Russian President Vladimir Putin has said that “threatening” nations, including all EU individuals, should set up rouble records to pay for gas conveyances from April.
Putin declared on Thursday that he marked a declaration that frames the “reasonable and straightforward” process.
“They should open rouble accounts in Russian banks. It is from these records that installments will be made for gas conveyed beginning tomorrow, April 1,” Putin said during a broadcast government meeting.
“On the off chance that such installments are not made, we will look at this as a break of commitments with respect to our purchasers with every one of the following outcomes,” he said.
“No one sells us anything free of charge and we won’t accomplish good cause work.
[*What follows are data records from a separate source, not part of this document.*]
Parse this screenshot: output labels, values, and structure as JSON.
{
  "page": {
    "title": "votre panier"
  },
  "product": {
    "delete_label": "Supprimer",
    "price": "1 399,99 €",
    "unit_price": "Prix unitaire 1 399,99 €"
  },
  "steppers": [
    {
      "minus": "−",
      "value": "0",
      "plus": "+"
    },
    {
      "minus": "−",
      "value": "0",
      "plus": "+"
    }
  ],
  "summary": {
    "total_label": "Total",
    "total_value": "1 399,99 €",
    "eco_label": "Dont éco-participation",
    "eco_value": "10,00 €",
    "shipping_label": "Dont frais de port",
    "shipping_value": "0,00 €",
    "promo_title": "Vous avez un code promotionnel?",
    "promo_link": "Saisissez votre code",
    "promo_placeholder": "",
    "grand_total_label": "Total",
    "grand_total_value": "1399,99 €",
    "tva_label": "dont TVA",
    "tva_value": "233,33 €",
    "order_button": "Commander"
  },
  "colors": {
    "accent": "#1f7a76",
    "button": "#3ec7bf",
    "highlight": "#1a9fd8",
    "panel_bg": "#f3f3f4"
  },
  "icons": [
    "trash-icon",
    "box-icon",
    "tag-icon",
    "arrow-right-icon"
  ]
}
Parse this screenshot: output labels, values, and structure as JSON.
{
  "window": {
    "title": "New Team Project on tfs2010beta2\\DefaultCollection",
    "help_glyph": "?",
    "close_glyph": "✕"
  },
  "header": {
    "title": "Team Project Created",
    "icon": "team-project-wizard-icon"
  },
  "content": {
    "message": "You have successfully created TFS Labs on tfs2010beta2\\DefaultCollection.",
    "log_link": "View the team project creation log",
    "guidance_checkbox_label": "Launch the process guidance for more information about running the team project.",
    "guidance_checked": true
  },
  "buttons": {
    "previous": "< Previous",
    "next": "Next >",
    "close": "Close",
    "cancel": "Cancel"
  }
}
That implies it being halted” in the event that installments are not made, he added to existing contracts.
As indicated by the declaration, all installments will be taken care of by Russia’s Gazprombank, an auxiliary of state energy monster Gazprom.
Purchasers will move installments into a Gazprombank account in unfamiliar money, which the bank will then change over into roubles and move into the purchaser’s rouble account.
Western nations have heaped devastating authorizations on Moscow since it moved troops into Ukraine, including the freezing of its unfamiliar cash saves.
While the United States prohibited the import of Russian oil and gas, the European Union – which got around 40% of its gas supplies from Russia in 2021 – has held conveyances from Moscow.
The United Arab Emirates has multiplied down on an oil partnership with Russia that has helped float rough costs to their most elevated in years as Moscow’s invasion into Ukraine keeps on shaking markets and sending energy and ware costs taking off.
United Arab Emirates Energy Minister Suhail al Mazrouei said on Monday that Russia, with its 10 million barrels of oil a day, is a significant individual from the worldwide OPEC energy union.
“Furthermore, leaving the governmental issues to the side, that volume is required today,” al Mazrouei said.
“Except if somebody will come and bring 10 million barrels, we don’t see that somebody can substitute Russia.”
Driven by Saudi Arabia and Russia, the partnership has the ability to increment oil yield and cut down unrefined costs that have taken off past $100 a barrel.